§ **What is expected**
Exact copy, no pictures: return all the data below as written.

***

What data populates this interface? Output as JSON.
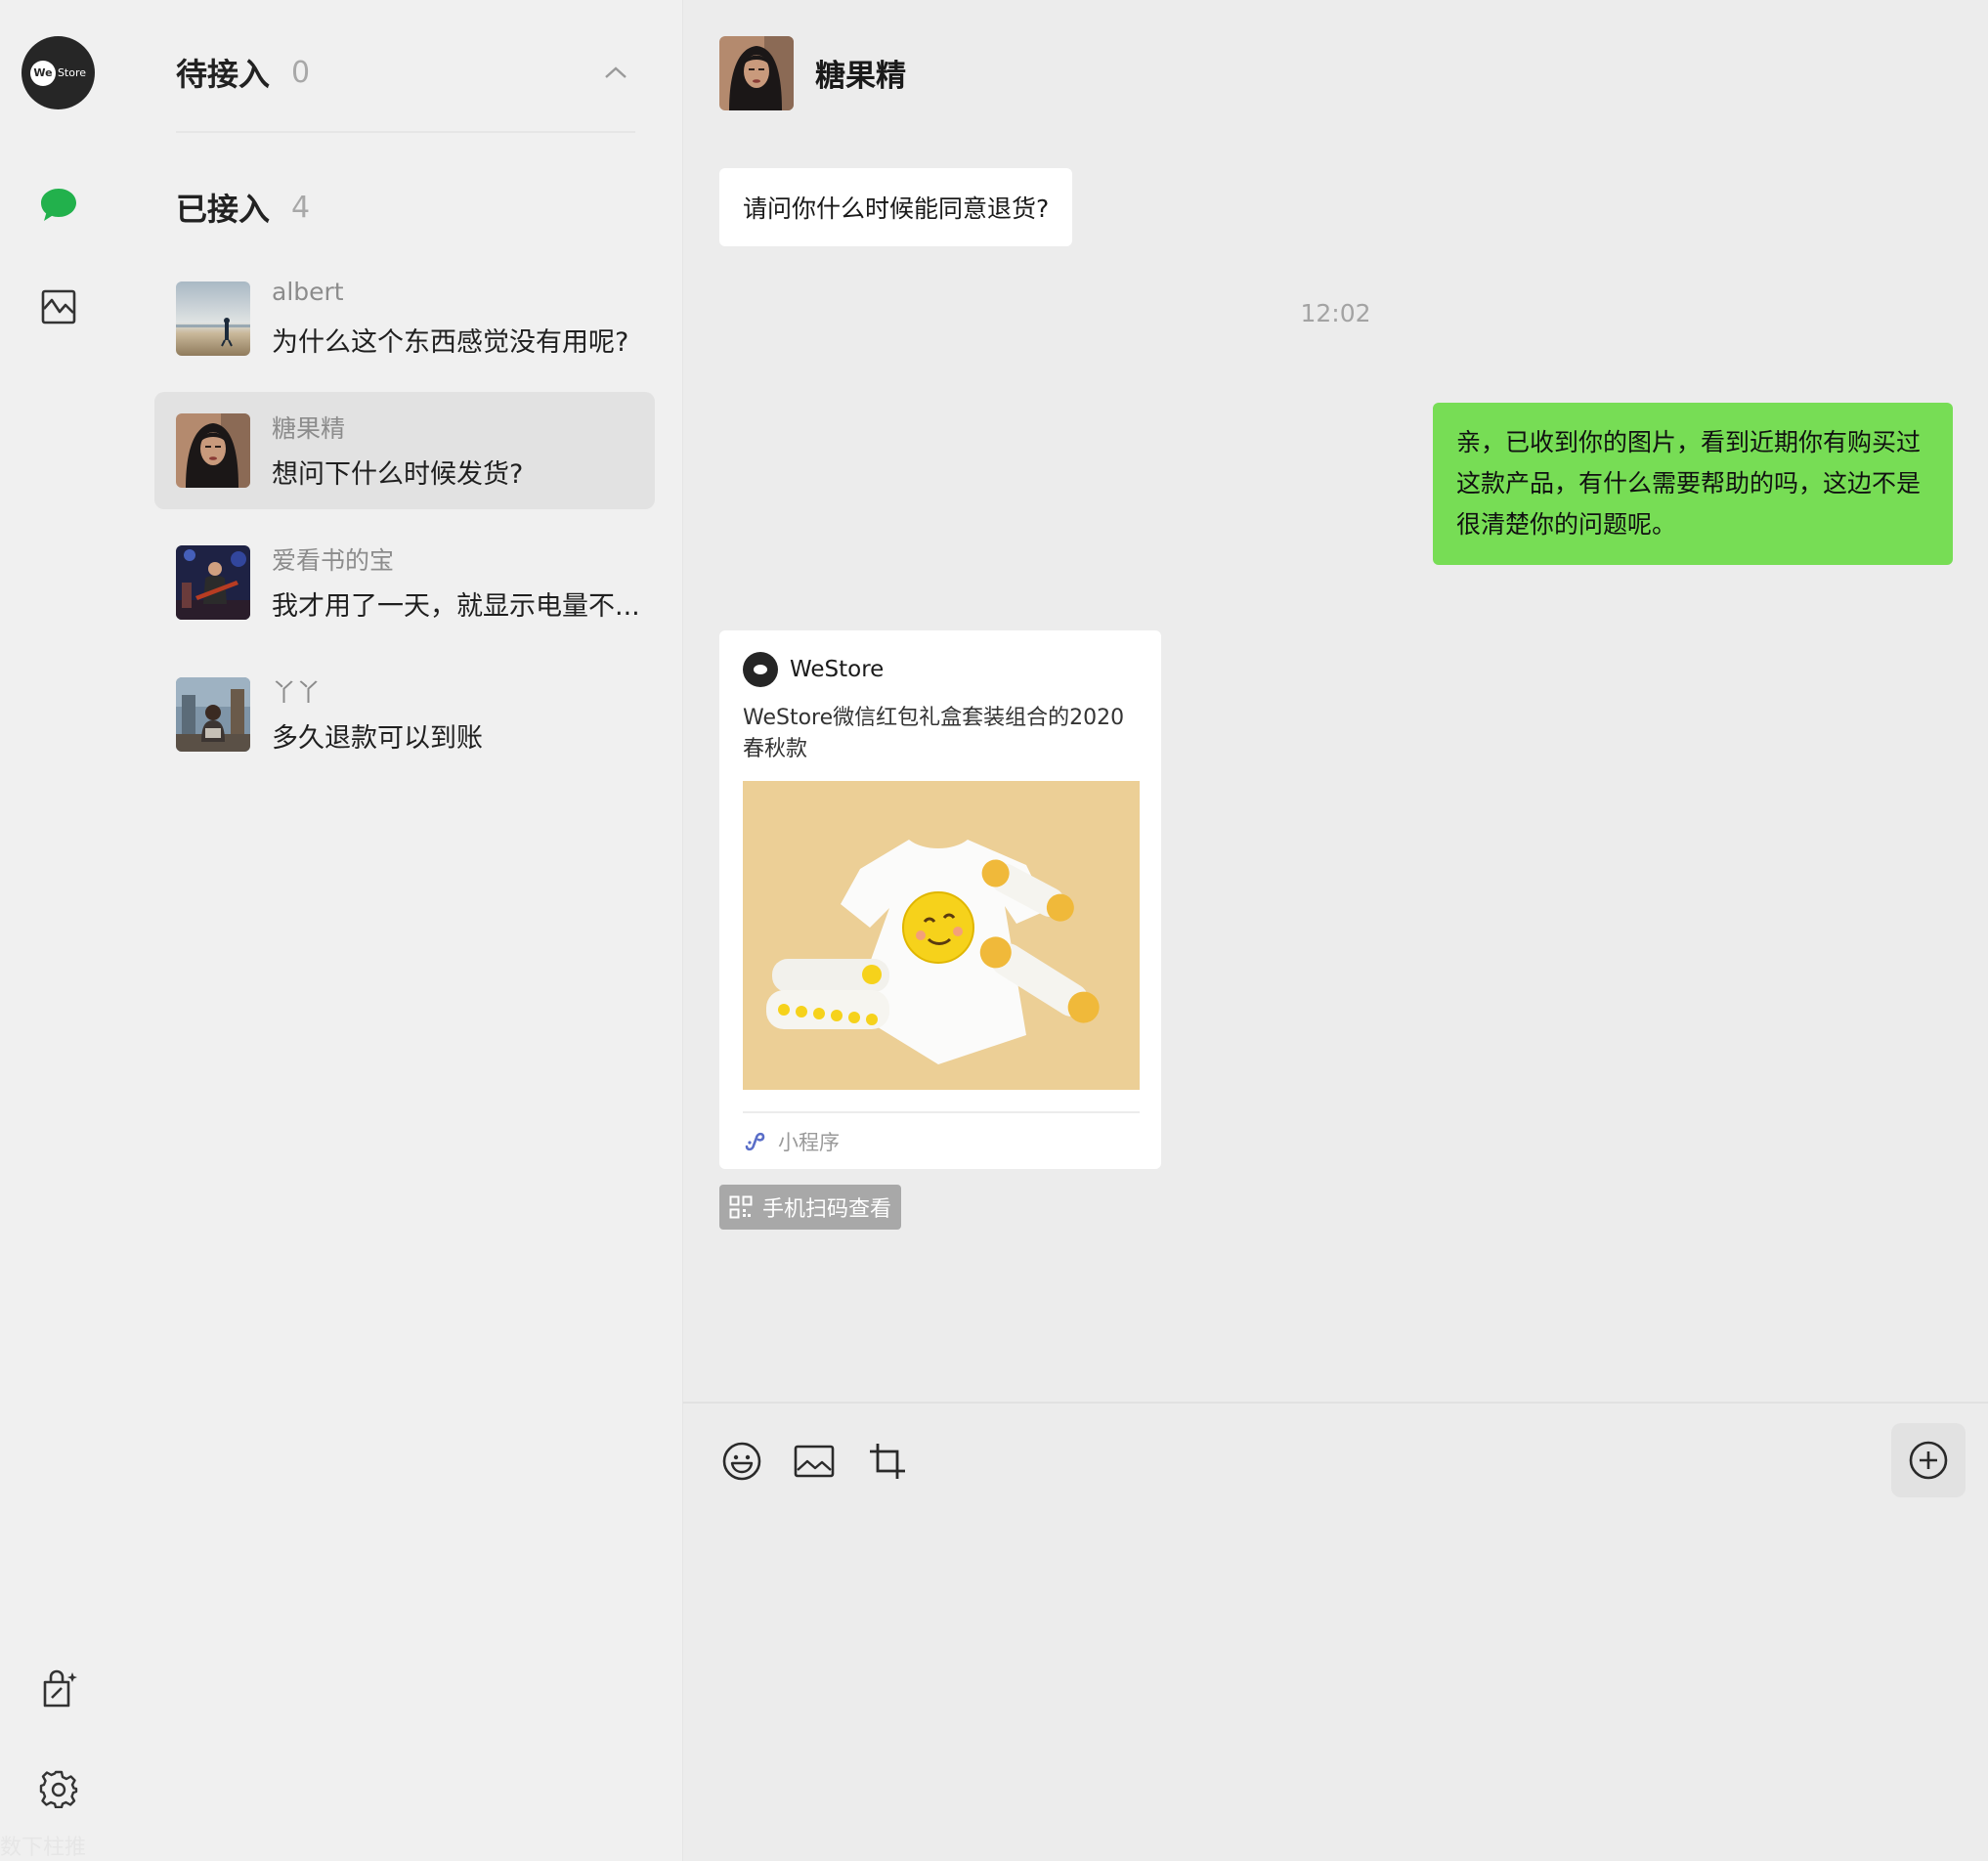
{
  "rail": {
    "logo_we": "We",
    "logo_store": "Store",
    "watermark": "数下柱推"
  },
  "groups": {
    "pending": {
      "title": "待接入",
      "count": "0"
    },
    "accepted": {
      "title": "已接入",
      "count": "4"
    }
  },
  "sessions": [
    {
      "name": "albert",
      "preview": "为什么这个东西感觉没有用呢?",
      "avatar": "beach-person"
    },
    {
      "name": "糖果精",
      "preview": "想问下什么时候发货?",
      "avatar": "woman-portrait",
      "active": true
    },
    {
      "name": "爱看书的宝",
      "preview": "我才用了一天，就显示电量不...",
      "avatar": "guitar-concert"
    },
    {
      "name": "丫丫",
      "preview": "多久退款可以到账",
      "avatar": "street-person"
    }
  ],
  "chat": {
    "contact_name": "糖果精",
    "incoming_message": "请问你什么时候能同意退货?",
    "timestamp": "12:02",
    "outgoing_message": "亲，已收到你的图片，看到近期你有购买过这款产品，有什么需要帮助的吗，这边不是很清楚你的问题呢。",
    "card": {
      "brand": "WeStore",
      "title": "WeStore微信红包礼盒套装组合的2020春秋款",
      "footer_label": "小程序"
    },
    "scan_label": "手机扫码查看",
    "composer_value": ""
  },
  "colors": {
    "outgoing_bubble": "#77dd55",
    "accent_green": "#1aad19"
  }
}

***

§ **Answer area**
What data populates this interface? Output as JSON.
{
  "rail": {
    "logo_we": "We",
    "logo_store": "Store",
    "watermark": "数下柱推"
  },
  "groups": {
    "pending": {
      "title": "待接入",
      "count": "0"
    },
    "accepted": {
      "title": "已接入",
      "count": "4"
    }
  },
  "sessions": [
    {
      "name": "albert",
      "preview": "为什么这个东西感觉没有用呢?",
      "avatar": "beach-person"
    },
    {
      "name": "糖果精",
      "preview": "想问下什么时候发货?",
      "avatar": "woman-portrait",
      "active": true
    },
    {
      "name": "爱看书的宝",
      "preview": "我才用了一天，就显示电量不...",
      "avatar": "guitar-concert"
    },
    {
      "name": "丫丫",
      "preview": "多久退款可以到账",
      "avatar": "street-person"
    }
  ],
  "chat": {
    "contact_name": "糖果精",
    "incoming_message": "请问你什么时候能同意退货?",
    "timestamp": "12:02",
    "outgoing_message": "亲，已收到你的图片，看到近期你有购买过这款产品，有什么需要帮助的吗，这边不是很清楚你的问题呢。",
    "card": {
      "brand": "WeStore",
      "title": "WeStore微信红包礼盒套装组合的2020春秋款",
      "footer_label": "小程序"
    },
    "scan_label": "手机扫码查看",
    "composer_value": ""
  },
  "colors": {
    "outgoing_bubble": "#77dd55",
    "accent_green": "#1aad19"
  }
}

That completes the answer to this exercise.